Recently, a lot of things are happening on the home front, and I need to focus more attention on these projects - nothing sinister, I assure you - meaning I will enter my summer hiatus a month early, starting June 1st.

I have a number of series ongoing - Lundi aec Ludwig, the Lyrical Alphabet and our ITYWLTMT Podcast series (at 387 and counting down towards 400). I will do my best to continue these series in June, and into the Summer, time permitting of course.

There won't be daily podcasts for the foreseeable future, though I may drop a few shares occasionally. Remember you can always find our old material on the Internet Archive under Community Audio.

Have a great Summer


Pierre 

“Otto Klemperer A la Carte

 


No. 387 of the ongoing ITYWLTMT series of audio montages is this week's Tuesday Blog. Mobile followers can listen to the montage on our Pod-O-Matic Channel, and desktop users can simply use the embedded player found on this page.


 =====================================================================

Original posts: TalkClassical; Blogger

As may has five Tuesday, my A la Carte post doubles as our quarterly Tuesday podcast. For the occasion, I am extending my Vinyl’s Revenge share from 2016 by adding a Mozart symphony, which in turn uses one of the three symphonies we had featured in our 2011 post called “Mozart’s European Vacation”. Here’s what I wrote then about the Prague symphony:

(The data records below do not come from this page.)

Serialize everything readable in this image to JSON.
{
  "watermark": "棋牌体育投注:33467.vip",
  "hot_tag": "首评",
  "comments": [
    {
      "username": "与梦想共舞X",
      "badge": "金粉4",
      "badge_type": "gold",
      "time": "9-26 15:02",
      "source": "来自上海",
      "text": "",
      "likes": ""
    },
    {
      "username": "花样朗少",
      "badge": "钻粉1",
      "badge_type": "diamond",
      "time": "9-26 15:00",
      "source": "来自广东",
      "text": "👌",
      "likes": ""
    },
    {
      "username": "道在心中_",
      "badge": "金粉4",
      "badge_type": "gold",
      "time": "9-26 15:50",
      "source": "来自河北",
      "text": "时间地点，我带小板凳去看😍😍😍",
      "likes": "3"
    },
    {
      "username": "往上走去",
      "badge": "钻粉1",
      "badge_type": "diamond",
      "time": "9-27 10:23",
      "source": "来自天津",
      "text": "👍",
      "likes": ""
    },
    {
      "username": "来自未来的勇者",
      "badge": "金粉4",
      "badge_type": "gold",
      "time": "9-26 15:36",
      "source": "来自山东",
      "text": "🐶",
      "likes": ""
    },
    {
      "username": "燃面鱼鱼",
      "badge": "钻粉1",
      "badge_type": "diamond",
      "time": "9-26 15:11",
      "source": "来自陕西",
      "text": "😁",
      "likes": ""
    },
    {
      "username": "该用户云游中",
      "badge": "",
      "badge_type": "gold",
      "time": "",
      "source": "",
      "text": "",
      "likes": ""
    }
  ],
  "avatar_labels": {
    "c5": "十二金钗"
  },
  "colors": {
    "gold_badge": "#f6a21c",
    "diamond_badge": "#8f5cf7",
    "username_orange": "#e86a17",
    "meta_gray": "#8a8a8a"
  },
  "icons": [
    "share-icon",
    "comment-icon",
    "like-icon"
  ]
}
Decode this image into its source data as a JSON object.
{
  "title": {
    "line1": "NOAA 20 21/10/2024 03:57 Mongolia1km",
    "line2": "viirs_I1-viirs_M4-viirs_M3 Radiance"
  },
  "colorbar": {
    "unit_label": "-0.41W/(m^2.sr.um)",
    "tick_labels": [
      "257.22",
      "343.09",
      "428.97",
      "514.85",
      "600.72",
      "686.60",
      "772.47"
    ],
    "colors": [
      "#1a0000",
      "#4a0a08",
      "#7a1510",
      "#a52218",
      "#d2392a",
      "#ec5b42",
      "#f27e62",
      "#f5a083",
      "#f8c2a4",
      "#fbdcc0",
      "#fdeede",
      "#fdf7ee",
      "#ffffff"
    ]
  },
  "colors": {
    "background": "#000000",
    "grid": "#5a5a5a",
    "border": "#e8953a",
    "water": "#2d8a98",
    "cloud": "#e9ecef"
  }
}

Mozart is often said to have had a special relationship with the city of Prague and its people. Mozart is claimed to have said, "Meine Prager verstehen mich" ("My Praguers understand me"), a saying which became famous in the Bohemian lands.

Mozart's opera The Marriage of Figaro, which premiered in Vienna, was produced in late 1786 in Prague with tremendous success. The orchestra and some affiliated music lovers funded a personal visit by Mozart so he could hear the production. Mozart arrived on 11 January 1787 and was feted everywhere. On 19 January he gave an "academy" (that is, a concert for his own profit) at which the “Prague” Symphony in D major was premiered.

Again, this performance features Otto Klemperer and the Philharmonia Orchestra

I think you will (still) love this music too